For many a silent film fan, that’s a terrible question. Who could live without Valentino? Who would want to? Certainly, when he died young, hundreds of young women famously felt unable to carry on. For many a cinephile full-stop, the thought of a world without a Valentino figure is a glimpse of a hideously barren future. If we agree that the cinema taps into our collective subconscious, then where would our dreams be without a dream lover? Won’t anyone ever seduce us, and leave us breathless again? Continue reading Searching for the new Rudolph Valentino→
So, yesterday I spent the afternoon in the cinema watching 18 movies. Jealous, right? I was lucky enough to be part of the judging panel for the Walthamstow International Film Festival and we were watching the shortlisted works in order to hand out some prizes. It’s a fun job, and a great local festival that I am chuffed to be a tiny part of. All the entries are around five minutes or less, and while the festival encourages local film-makers, particularly young people, it is open to all, and this year we saw films from as far away as Australia, Argentina and Hong Kong. Our overall winner was the fantastically moving, and intriguing, Speed by Jessica Bishop – a film that interrogates the grieving process by counterpointing family photos and voices. A worthy winner indeed.
Love is private, intimate. Speak its name aloud and the spell is broken. Share it and the magic is shattered. Except, except … in the 20th century popular culture crashed into the space between lovers, the gap between two pairs of moist lips, the air that thrummed to their heartbeats. Pop music ran away with love, spinning out each precious moment of desire or sorrow for three minutes of passion and repetitive heartbeats. But the movies, arguably, got straight to the dirty bits first. In the dark of a cinema, that is to say a tent or a grubby room, crammed next to a sweetheart or a maybe-sweetheart in the dark, we could watch actors (imagine!) play-act the the motions of love: smooches in train carriages, swoons on the hearth. Illicit affairs, happy marriages, flings, crushes … all the joy and misery of human existence on the screen. And in the cheap seats (they were all cheap), a fumble, a fondle, a kiss or maybe more. And did I mention it was dark? A private act in a public place – disapproval be damned.

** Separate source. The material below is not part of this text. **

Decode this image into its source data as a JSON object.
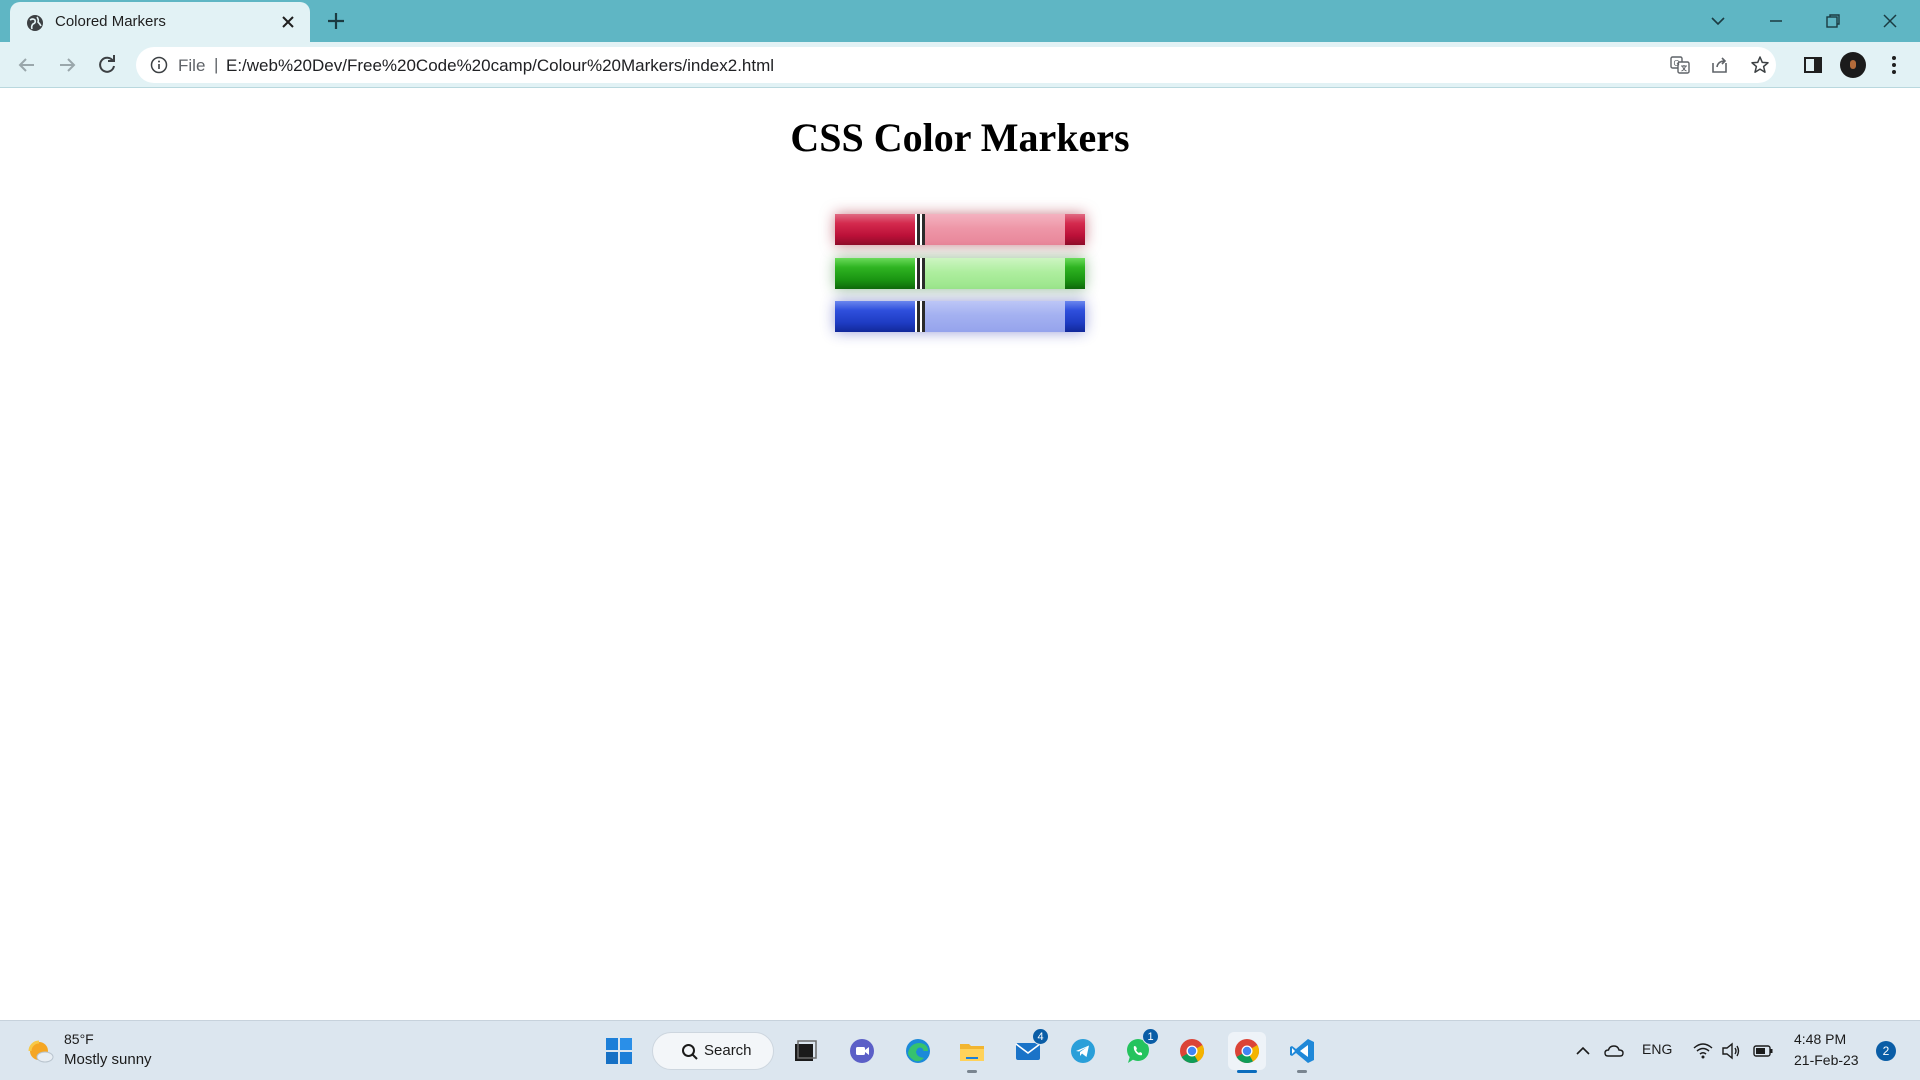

Kim Longinotto knows exactly what goes on in the dusky darkness of the Odeon. Her new collage film Love is All (2014) is a super-cut of romance: sexy, sedate or seditious. It’s a full-tilt rush for the hormones, soundtracked by the grizzled, tender love songs of Sheffield music legend Richard Hawley. Not strictly a silent film, this, but one in which the few fragments of dialogue are incidental, another instrument in the orchestra. Hawley sings what is on our lovers’ minds – what they actually have to to say is rather beside the point.
Nothing could be more romantic on this cupid-blessed, rose-scented day than to draw the curtains, light the candles, snuggle your loved one close and watch a film – a silent film, that is. Silent movies have more romance about them than their dialogue-laden counterparts. These films drip with intense, unspoken passion; those lingering closeups of limpid eyes speak directly to our emotions; and, of course, everyone looks sexier in black and white.
So, this Valentine’s morn, I asked the Silent London Twitter followers, a wise bunch, which films they would select for a night of silent seduction:
Any favourite #silentfilm suggestions for Valentine's Day? I think ONE WEEK is quite romantic. Or do you prefer, say, SEVENTH HEAVEN?